The family unit’s health and cohesiveness are paramount and consist of many relatives beyond the parents and their children. It is common for uncles, aunts, grandparents and extended relatives to have close relationships with the unit. It is also not uncommon for three generations to reside in the same home and independent living is less common for Vietnamese people.

Papua New Guinea

Located in the southwestern Pacific Ocean, Papua New Guinea is a melting pot of diversity spread across over 600 islands speaking over 800 different languages. Group-based land ownership is the norm. Individuals typically don’t own their property, but rather they are granted tenure to it by birth into a family or through some relationship with that group.

Population of Papua New Guinea statistics

  • Population: 9.1 million
  • Fertility rate: 3.4
  • Under-five mortality rate (deaths per 1000 live babies): 45
  • Life expectancy: Males: 64 Females: 66
  • Average household size: 5.4
  • Unemployment rate: 2.74%

What is family life like in Papua New Guinea?

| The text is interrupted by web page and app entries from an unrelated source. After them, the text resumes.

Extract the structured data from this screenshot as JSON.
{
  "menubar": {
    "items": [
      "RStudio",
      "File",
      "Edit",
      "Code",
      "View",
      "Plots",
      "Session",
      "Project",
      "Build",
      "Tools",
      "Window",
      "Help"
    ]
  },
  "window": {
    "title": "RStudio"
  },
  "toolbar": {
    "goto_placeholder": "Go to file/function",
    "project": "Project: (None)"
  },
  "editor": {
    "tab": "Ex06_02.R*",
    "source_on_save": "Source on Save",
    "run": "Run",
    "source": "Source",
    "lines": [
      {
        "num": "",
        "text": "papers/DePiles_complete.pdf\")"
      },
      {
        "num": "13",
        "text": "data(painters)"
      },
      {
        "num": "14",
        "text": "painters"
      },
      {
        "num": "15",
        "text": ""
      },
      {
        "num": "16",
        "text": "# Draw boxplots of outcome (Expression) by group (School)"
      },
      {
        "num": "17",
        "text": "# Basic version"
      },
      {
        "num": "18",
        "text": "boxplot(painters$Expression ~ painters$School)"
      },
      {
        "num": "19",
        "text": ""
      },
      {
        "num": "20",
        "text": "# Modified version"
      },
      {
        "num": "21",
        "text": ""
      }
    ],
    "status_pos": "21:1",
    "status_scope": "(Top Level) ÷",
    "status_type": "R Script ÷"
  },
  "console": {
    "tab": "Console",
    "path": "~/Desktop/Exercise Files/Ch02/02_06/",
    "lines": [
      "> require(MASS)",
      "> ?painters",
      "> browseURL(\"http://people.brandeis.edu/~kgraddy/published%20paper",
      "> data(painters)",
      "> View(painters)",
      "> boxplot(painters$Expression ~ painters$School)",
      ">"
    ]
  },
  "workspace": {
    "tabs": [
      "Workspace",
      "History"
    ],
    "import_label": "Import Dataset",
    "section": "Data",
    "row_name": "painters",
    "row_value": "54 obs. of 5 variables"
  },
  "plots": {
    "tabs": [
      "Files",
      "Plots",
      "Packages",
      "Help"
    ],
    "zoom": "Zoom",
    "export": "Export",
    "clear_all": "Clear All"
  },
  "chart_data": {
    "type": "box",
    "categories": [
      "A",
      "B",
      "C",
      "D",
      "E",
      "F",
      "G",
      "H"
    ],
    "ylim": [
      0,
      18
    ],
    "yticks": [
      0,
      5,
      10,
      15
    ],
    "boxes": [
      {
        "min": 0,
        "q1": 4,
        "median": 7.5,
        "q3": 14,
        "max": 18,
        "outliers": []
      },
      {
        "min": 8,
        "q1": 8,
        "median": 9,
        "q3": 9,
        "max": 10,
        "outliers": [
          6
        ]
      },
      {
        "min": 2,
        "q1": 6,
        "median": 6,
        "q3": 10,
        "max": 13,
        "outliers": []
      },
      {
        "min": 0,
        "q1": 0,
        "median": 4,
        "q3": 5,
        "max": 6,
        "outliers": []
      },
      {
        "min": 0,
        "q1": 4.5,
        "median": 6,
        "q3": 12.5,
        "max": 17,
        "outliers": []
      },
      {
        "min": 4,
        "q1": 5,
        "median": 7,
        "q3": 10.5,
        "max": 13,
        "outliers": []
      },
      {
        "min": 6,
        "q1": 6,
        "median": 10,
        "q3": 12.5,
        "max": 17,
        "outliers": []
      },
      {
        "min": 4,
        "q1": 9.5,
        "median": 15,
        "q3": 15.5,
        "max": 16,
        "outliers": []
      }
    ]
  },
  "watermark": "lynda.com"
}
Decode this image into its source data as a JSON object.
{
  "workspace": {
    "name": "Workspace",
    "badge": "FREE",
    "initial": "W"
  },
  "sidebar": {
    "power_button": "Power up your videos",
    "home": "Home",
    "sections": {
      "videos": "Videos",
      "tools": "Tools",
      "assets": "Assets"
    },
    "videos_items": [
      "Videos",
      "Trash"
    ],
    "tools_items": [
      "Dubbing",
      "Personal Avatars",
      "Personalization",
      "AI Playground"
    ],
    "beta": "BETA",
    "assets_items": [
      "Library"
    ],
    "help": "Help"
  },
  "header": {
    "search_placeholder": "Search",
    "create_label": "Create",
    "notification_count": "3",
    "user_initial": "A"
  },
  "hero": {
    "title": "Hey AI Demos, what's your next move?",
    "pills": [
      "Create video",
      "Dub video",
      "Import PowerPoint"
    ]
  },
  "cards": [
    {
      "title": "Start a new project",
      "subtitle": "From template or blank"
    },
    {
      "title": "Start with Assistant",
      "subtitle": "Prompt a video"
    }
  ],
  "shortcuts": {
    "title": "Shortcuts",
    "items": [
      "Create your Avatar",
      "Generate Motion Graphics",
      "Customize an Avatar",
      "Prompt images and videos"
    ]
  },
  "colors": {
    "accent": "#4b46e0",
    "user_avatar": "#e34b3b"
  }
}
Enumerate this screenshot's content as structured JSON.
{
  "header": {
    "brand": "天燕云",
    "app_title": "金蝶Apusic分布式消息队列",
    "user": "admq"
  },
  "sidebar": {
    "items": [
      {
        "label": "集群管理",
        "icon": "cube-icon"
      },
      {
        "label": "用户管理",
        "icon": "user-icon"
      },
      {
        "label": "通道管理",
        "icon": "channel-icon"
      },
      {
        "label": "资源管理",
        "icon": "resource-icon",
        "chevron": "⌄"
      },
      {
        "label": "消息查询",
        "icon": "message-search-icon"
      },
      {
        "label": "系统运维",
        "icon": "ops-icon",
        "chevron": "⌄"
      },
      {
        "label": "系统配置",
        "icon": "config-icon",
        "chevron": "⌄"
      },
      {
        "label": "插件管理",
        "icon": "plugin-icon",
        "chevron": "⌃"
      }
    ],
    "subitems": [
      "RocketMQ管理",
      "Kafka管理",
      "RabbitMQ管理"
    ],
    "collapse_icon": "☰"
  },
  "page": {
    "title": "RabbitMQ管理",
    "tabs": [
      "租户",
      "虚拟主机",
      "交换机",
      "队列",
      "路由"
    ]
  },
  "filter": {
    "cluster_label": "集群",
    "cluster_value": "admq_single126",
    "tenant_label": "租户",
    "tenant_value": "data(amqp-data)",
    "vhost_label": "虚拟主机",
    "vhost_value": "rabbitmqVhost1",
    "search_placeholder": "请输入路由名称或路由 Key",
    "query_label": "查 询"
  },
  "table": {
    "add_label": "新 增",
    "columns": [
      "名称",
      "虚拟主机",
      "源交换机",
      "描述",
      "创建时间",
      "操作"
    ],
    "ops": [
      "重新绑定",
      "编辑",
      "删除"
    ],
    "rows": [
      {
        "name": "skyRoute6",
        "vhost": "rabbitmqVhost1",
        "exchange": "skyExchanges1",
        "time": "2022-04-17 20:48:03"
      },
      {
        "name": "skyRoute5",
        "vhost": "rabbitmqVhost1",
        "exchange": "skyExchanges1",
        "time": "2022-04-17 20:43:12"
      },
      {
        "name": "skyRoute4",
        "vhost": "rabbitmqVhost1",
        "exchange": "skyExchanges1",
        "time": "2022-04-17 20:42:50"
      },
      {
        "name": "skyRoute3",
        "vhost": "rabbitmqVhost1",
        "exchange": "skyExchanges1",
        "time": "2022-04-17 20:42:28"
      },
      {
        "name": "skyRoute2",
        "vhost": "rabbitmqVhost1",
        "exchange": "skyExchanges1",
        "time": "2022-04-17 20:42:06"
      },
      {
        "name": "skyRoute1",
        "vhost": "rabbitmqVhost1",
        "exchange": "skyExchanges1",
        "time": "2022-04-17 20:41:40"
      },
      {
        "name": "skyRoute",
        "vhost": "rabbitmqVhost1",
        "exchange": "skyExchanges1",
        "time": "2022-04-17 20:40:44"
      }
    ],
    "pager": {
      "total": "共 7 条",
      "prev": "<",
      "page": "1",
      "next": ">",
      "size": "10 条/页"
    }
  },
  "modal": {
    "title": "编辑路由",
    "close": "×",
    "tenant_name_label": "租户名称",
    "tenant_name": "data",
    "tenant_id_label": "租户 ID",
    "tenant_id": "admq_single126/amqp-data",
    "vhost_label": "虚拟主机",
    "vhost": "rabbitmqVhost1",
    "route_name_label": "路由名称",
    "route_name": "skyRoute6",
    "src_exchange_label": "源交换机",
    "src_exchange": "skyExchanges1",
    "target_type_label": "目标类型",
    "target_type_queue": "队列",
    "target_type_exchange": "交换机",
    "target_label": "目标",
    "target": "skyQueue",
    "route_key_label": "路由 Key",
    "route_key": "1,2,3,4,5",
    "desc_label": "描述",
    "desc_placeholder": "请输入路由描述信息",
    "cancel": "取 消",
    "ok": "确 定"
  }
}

Papua New Guinea is a country that values family. Families are the main source of support and this can be seen in various ways including expectations, respect, duty and reciprocity between members. Families usually consist of nuclear families along with the husband’s parents. Extended relatives also live nearby which act as secondary parental figures to children.


India is an incredible country with diverse geography and climate. In the north, there are mountains such as the Himalayas which snow year-round, while in southern India you can find tropical jungles, rainforests, coastlines, beaches and islands. Nature plays a large role in Indian culture here, for example, rivers like The Ganges or Ganga, which provide irrigation to farmlands or transportation methods that many people believe have sacred importance.

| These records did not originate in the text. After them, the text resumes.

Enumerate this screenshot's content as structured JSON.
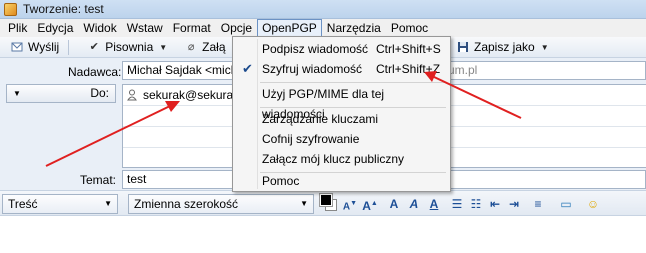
{
  "window": {
    "title": "Tworzenie: test"
  },
  "menubar": {
    "items": [
      "Plik",
      "Edycja",
      "Widok",
      "Wstaw",
      "Format",
      "Opcje",
      "OpenPGP",
      "Narzędzia",
      "Pomoc"
    ]
  },
  "toolbar": {
    "send": "Wyślij",
    "spelling": "Pisownia",
    "attach": "Załą",
    "save": "Zapisz jako"
  },
  "headers": {
    "from_label": "Nadawca:",
    "from_value": "Michał Sajdak <micha",
    "from_value_suffix": "um.pl",
    "to_label": "Do:",
    "to_value": "sekurak@sekurak.p",
    "subject_label": "Temat:",
    "subject_value": "test"
  },
  "formatbar": {
    "paragraph": "Treść",
    "font": "Zmienna szerokość"
  },
  "openpgp_menu": {
    "items": [
      {
        "label": "Podpisz wiadomość",
        "shortcut": "Ctrl+Shift+S",
        "checked": false
      },
      {
        "label": "Szyfruj wiadomość",
        "shortcut": "Ctrl+Shift+Z",
        "checked": true
      },
      {
        "label": "Użyj PGP/MIME dla tej wiadomości",
        "shortcut": "",
        "checked": false
      },
      {
        "label": "Zarządzanie kluczami",
        "shortcut": "",
        "checked": false
      },
      {
        "label": "Cofnij szyfrowanie",
        "shortcut": "",
        "checked": false
      },
      {
        "label": "Załącz mój klucz publiczny",
        "shortcut": "",
        "checked": false
      },
      {
        "label": "Pomoc",
        "shortcut": "",
        "checked": false
      }
    ]
  },
  "colors": {
    "annotation_arrow": "#e02020",
    "menu_highlight": "#dde9f7"
  }
}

Indian population statistics

  • Population: 1.4 billion
  • Fertility rate: 2.2
  • Under-five mortality rate (deaths per 1000 live babies): 34.3
  • Life expectancy: Males: 68.2 Females: 70.7
  • Average household size: 4.6
  • Unemployment rate: 7.70%
  • Family insights: 29% of households have three generations living under one roof.

What is family life like in India?

For many Indians, family is a very important institution. As a collectivistic society with strong loyalty and interdependence among people, the needs of individuals are often put aside for those of their families. Decisions about an individual’s life such as marriage or career paths will usually be made in consultation with one’s parents or other elders from his or her community to promote harmony within the group.

Family is more than just a nuclear unit. It can mean financial security for individuals as well. Large multigenerational families are often essential to providing work and economic stability.


Kenya is a country rich in its culture and wildlife. It borders Somalia to the north, Ethiopia to the east, Uganda on its west side and Tanzania to the south. And a fun fact, the equator runs right through Kenya.

Basic statistics

  • Population: 52.6 million 
  • Fertility rate: 3.4
  • Under-five mortality rate (deaths per 1000 live babies): 43.2
  • Life expectancy: Males: 63 Females: 68 
  • Average household size: 3.9
  • Unemployment rate: 2.98%

What is family life like in Kenya?

In Kenya, the family is one of an individual’s most important priorities and a great source of pride. The Kenyan family unit includes both the immediate as well as extended members and fosters a closer bond between relatives.  In some ethnic groups, children may refer to maternal relatives by “younger mother” or “older mother”, depending on how old they are in relation to the child’s mother.

Stronger families, stronger communities

The National Families Week’s theme for 2021 is stronger families, stronger communities. You can help support families around the world with ChildFund.

You can support ChildFund’s work by donating to one of our current appeals or by sponsoring a child in a developing community to help ensure every child and their family has access to tools, knowledge and basic services to give them a brighter future. 

If you’d like to plan an activity or work on some craft with the children in your life, here’s our ideas for how you can get involved with National Families Week this year.